Data records for software interfaces:
■ ■ ■

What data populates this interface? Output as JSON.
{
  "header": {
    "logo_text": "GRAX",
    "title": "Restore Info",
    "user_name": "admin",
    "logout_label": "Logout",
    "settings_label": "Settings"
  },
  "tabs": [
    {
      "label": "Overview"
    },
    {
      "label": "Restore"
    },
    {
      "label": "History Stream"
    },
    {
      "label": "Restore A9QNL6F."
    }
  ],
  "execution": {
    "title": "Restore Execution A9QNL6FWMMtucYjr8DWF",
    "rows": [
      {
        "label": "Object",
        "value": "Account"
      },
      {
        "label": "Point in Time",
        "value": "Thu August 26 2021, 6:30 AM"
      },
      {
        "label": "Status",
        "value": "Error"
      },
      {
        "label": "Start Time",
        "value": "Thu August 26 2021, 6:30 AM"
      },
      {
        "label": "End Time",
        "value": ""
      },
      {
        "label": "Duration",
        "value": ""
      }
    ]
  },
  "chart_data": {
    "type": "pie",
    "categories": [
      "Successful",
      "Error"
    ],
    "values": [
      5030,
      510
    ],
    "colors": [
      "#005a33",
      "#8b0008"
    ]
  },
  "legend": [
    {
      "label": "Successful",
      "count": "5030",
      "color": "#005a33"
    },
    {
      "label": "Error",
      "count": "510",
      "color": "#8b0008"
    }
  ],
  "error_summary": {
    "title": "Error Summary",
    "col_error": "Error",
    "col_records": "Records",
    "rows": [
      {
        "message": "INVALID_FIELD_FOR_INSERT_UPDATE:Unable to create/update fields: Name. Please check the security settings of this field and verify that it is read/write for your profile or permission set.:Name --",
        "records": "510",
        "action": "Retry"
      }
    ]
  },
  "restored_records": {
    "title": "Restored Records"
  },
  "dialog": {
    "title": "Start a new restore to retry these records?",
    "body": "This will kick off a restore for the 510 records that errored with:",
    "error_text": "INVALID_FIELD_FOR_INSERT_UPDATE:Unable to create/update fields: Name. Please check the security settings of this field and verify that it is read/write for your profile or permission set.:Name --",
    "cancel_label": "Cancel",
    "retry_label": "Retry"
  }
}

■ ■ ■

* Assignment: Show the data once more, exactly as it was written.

* Result of the exercise:
What data populates this interface? Output as JSON.
{
  "header": {
    "logo_text": "GRAX",
    "title": "Restore Info",
    "user_name": "admin",
    "logout_label": "Logout",
    "settings_label": "Settings"
  },
  "tabs": [
    {
      "label": "Overview"
    },
    {
      "label": "Restore"
    },
    {
      "label": "History Stream"
    },
    {
      "label": "Restore A9QNL6F."
    }
  ],
  "execution": {
    "title": "Restore Execution A9QNL6FWMMtucYjr8DWF",
    "rows": [
      {
        "label": "Object",
        "value": "Account"
      },
      {
        "label": "Point in Time",
        "value": "Thu August 26 2021, 6:30 AM"
      },
      {
        "label": "Status",
        "value": "Error"
      },
      {
        "label": "Start Time",
        "value": "Thu August 26 2021, 6:30 AM"
      },
      {
        "label": "End Time",
        "value": ""
      },
      {
        "label": "Duration",
        "value": ""
      }
    ]
  },
  "chart_data": {
    "type": "pie",
    "categories": [
      "Successful",
      "Error"
    ],
    "values": [
      5030,
      510
    ],
    "colors": [
      "#005a33",
      "#8b0008"
    ]
  },
  "legend": [
    {
      "label": "Successful",
      "count": "5030",
      "color": "#005a33"
    },
    {
      "label": "Error",
      "count": "510",
      "color": "#8b0008"
    }
  ],
  "error_summary": {
    "title": "Error Summary",
    "col_error": "Error",
    "col_records": "Records",
    "rows": [
      {
        "message": "INVALID_FIELD_FOR_INSERT_UPDATE:Unable to create/update fields: Name. Please check the security settings of this field and verify that it is read/write for your profile or permission set.:Name --",
        "records": "510",
        "action": "Retry"
      }
    ]
  },
  "restored_records": {
    "title": "Restored Records"
  },
  "dialog": {
    "title": "Start a new restore to retry these records?",
    "body": "This will kick off a restore for the 510 records that errored with:",
    "error_text": "INVALID_FIELD_FOR_INSERT_UPDATE:Unable to create/update fields: Name. Please check the security settings of this field and verify that it is read/write for your profile or permission set.:Name --",
    "cancel_label": "Cancel",
    "retry_label": "Retry"
  }
}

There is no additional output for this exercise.